If you ever doubted that whales have feelings the same way humans do, you must watch this classic video. Or if you simply take a great deal of joy is witnessing the joy of another living being, this video is for you.
The title of this clip is “Saving Valentina,” with “Valentina” being the name her rescuers gave to this female humpback who, sadly and almost tragically, became entangled in a nylon fishing net on Valentine’s Day three years ago.
Luckily for Valentina, her accident took place in the Sea of Cortez — the wildlife-rich gulf between the Baja California peninsula and mainland Mexico — when Michael Fishbach, a then-56-year-old former pro tennis player turned ardent conservationist, floated by in his boat. Fishbach, along with The Great Whale Conservancy co-founder Dr. Gershon Cohen, make an annual expedition into the Sea of Cortez to research behavior of whales there.
The video of the rescue he and his boating companions effected on Valentina became an instant classic, with close to 10 million views. But if you haven’t seen it, or even if you have, “Saving Valentina” is not only worth watching — it’s a must. If you’re the type of person who enjoys feeling incredibly happy, that is.
The video does not start out happily, however. When Fishbach and his fellow researchers first spot Valentina, they are certain that she’s dead. The whale is simply floating, motionless in the crystal-blue waters. And then, suddenly, she lets out one desperate breath and Fishbach knew what needed to be done.
“When we first approached the whale, she was in horrible shape,” he told ABC News later. “The decision to rescue the whale came slowly. We knew there was a risk. But we decided to go for it.”
After snorkeling over to the inert whale, Fishbach can see that she is hopelessly ensnared in a tough, nylon net. Using only a pocket knife, Fishbach and his cohorts began slowly, carefully cutting the net.
Once Valentina had even a single fin free, she started showing signs of life.
“She kind of knew we were her chance, we were her lifeline,” Fishbach said.
Watch what happens when the whale is finally free — and how Valentina shows her joy at being alive and her gratitude to he human saviors. Be sure to listen for the voice of a little girl on the boat who explains it all.

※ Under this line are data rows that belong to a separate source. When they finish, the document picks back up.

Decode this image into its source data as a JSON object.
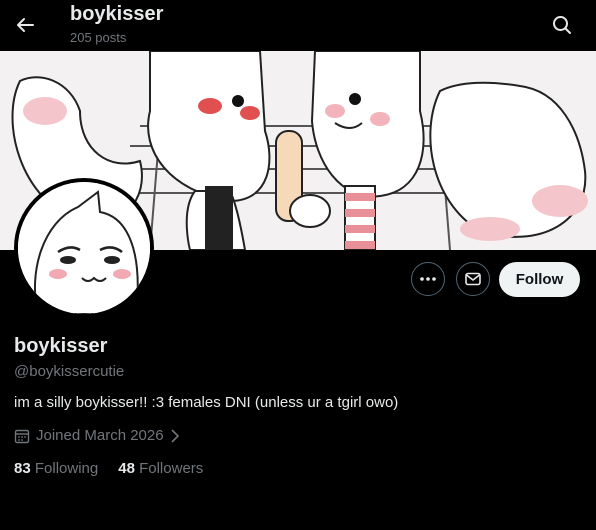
{
  "header": {
    "title": "boykisser",
    "posts": "205 posts",
    "back_icon": "arrow-left-icon",
    "search_icon": "search-icon"
  },
  "profile": {
    "display_name": "boykisser",
    "handle": "@boykissercutie",
    "bio": "im a silly boykisser!! :3 females DNI (unless ur a tgirl owo)",
    "joined": "Joined March 2026",
    "following_count": "83",
    "following_label": "Following",
    "followers_count": "48",
    "followers_label": "Followers"
  },
  "actions": {
    "more_icon": "more-icon",
    "message_icon": "envelope-icon",
    "follow_label": "Follow"
  },
  "colors": {
    "background": "#000000",
    "text_primary": "#e7e9ea",
    "text_secondary": "#71767b",
    "follow_button": "#eff3f4",
    "blush": "#e8a0a8"
  }
}
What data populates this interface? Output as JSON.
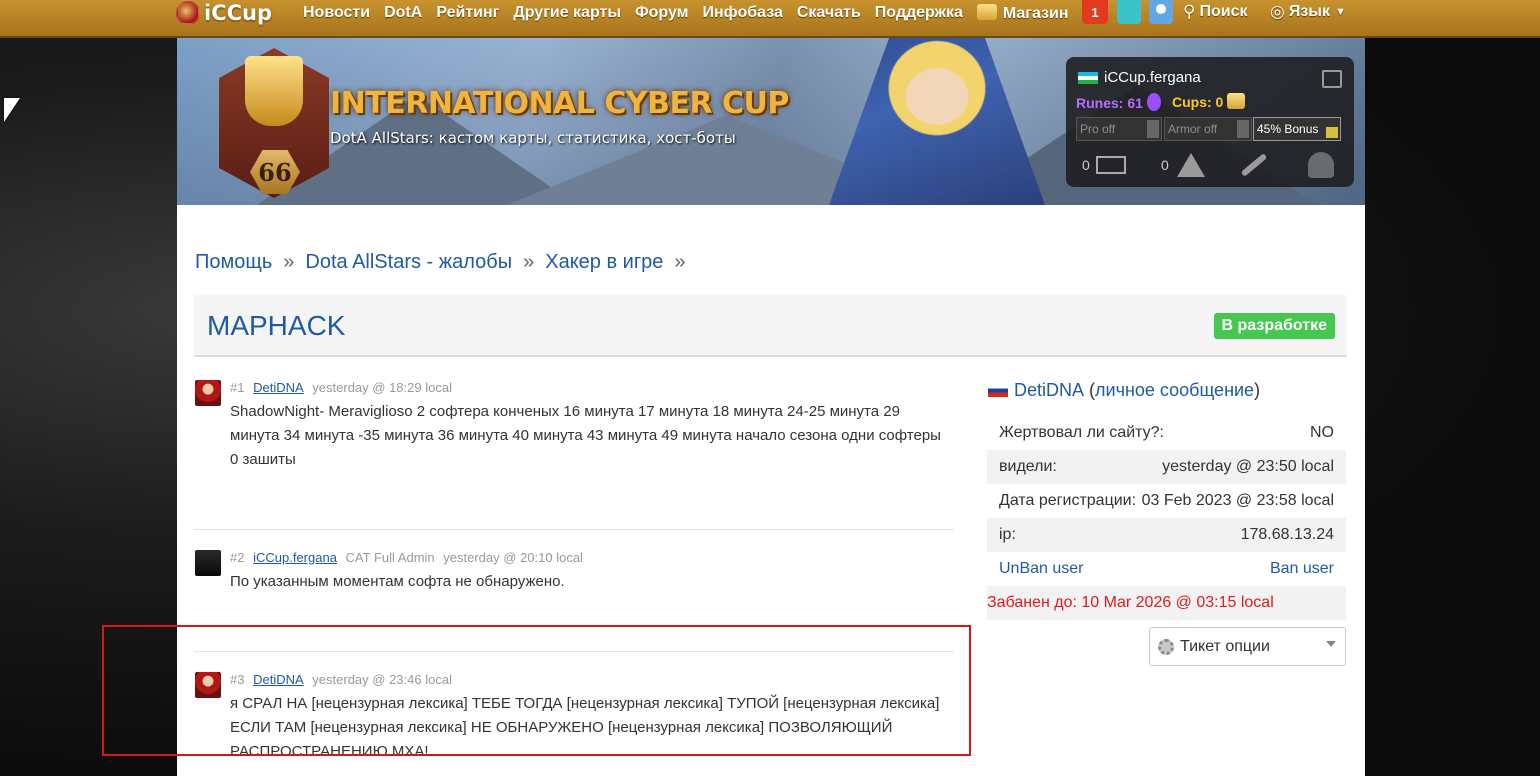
{
  "header": {
    "logo": "iCCup",
    "nav": [
      "Новости",
      "DotA",
      "Рейтинг",
      "Другие карты",
      "Форум",
      "Инфобаза",
      "Скачать",
      "Поддержка",
      "Магазин"
    ],
    "notifications": "1",
    "search": "Поиск",
    "language": "Язык"
  },
  "banner": {
    "title": "INTERNATIONAL CYBER CUP",
    "subtitle": "DotA AllStars: кастом карты, статистика, хост-боты",
    "badge": "66"
  },
  "user_panel": {
    "username": "iCCup.fergana",
    "runes_label": "Runes: 61",
    "cups_label": "Cups: 0",
    "pro_off": "Pro off",
    "armor_off": "Armor off",
    "bonus": "45% Bonus",
    "messages_count": "0",
    "warnings_count": "0"
  },
  "breadcrumb": {
    "items": [
      "Помощь",
      "Dota AllStars - жалобы",
      "Хакер в игре"
    ],
    "separator": "»"
  },
  "ticket": {
    "title": "MAPHACK",
    "status": "В разработке"
  },
  "posts": [
    {
      "num": "#1",
      "author": "DetiDNA",
      "role": "",
      "time": "yesterday @ 18:29 local",
      "text": "ShadowNight- Meraviglioso 2 софтера конченых 16 минута 17 минута 18 минута 24-25 минута 29 минута 34 минута -35 минута 36 минута 40 минута 43 минута 49 минута начало сезона одни софтеры 0 зашиты"
    },
    {
      "num": "#2",
      "author": "iCCup.fergana",
      "role": "CAT Full Admin",
      "time": "yesterday @ 20:10 local",
      "text": "По указанным моментам софта не обнаружено."
    },
    {
      "num": "#3",
      "author": "DetiDNA",
      "role": "",
      "time": "yesterday @ 23:46 local",
      "text": "я СРАЛ НА [нецензурная лексика] ТЕБЕ ТОГДА [нецензурная лексика] ТУПОЙ [нецензурная лексика] ЕСЛИ ТАМ [нецензурная лексика] НЕ ОБНАРУЖЕНО [нецензурная лексика] ПОЗВОЛЯЮЩИЙ РАСПРОСТРАНЕНИЮ МХА!"
    }
  ],
  "sidebar": {
    "user": "DetiDNA",
    "pm_link": "личное сообщение",
    "rows": [
      {
        "label": "Жертвовал ли сайту?:",
        "value": "NO"
      },
      {
        "label": "видели:",
        "value": "yesterday @ 23:50 local"
      },
      {
        "label": "Дата регистрации:",
        "value": "03 Feb 2023 @ 23:58 local"
      },
      {
        "label": "ip:",
        "value": "178.68.13.24"
      }
    ],
    "unban": "UnBan user",
    "ban": "Ban user",
    "banned_until": "Забанен до: 10 Mar 2026 @ 03:15 local",
    "ticket_options": "Тикет опции"
  }
}
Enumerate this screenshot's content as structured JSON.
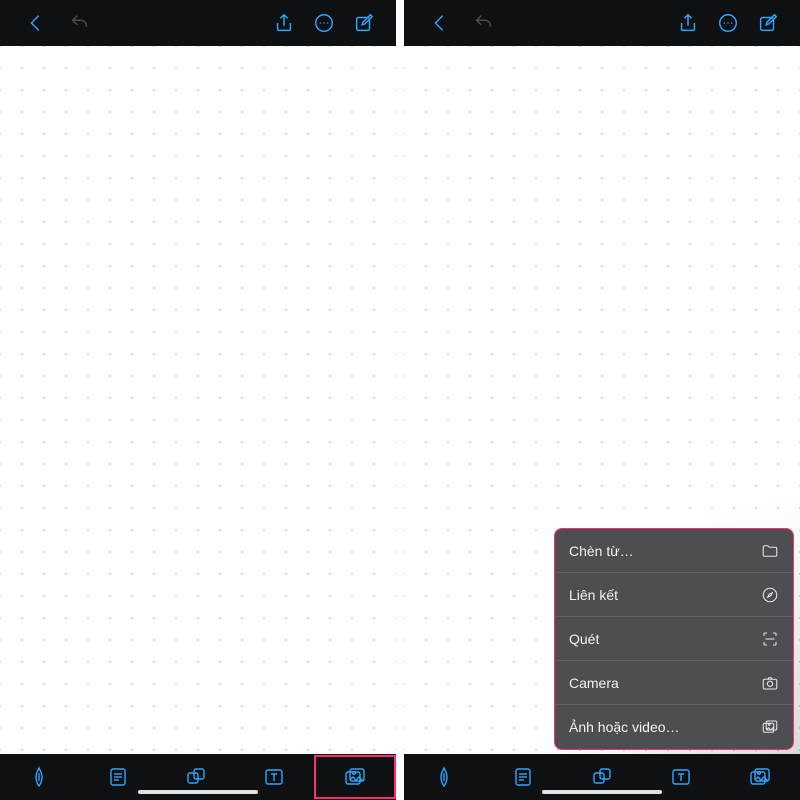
{
  "colors": {
    "accent": "#2aa7ff",
    "highlight": "#ff2d6c",
    "bar_bg": "#0e1012",
    "popup_bg": "#4c4f52"
  },
  "topbar": {
    "back": "back-icon",
    "undo": "undo-icon",
    "share": "share-icon",
    "more": "more-icon",
    "compose": "compose-icon"
  },
  "bottombar": {
    "items": [
      {
        "name": "pen-tool-icon"
      },
      {
        "name": "notes-tool-icon"
      },
      {
        "name": "shapes-tool-icon"
      },
      {
        "name": "text-tool-icon"
      },
      {
        "name": "image-tool-icon"
      }
    ]
  },
  "popup": {
    "items": [
      {
        "label": "Chèn từ…",
        "icon": "folder-icon"
      },
      {
        "label": "Liên kết",
        "icon": "compass-icon"
      },
      {
        "label": "Quét",
        "icon": "scan-icon"
      },
      {
        "label": "Camera",
        "icon": "camera-icon"
      },
      {
        "label": "Ảnh hoặc video…",
        "icon": "gallery-icon"
      }
    ]
  }
}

“Mommy, I know what she’s doing,” the girl says as the whale puts on what Fishbach said was an hour-long display, edited down to a few minutes in the video. “She’s showing us that she’s all free.”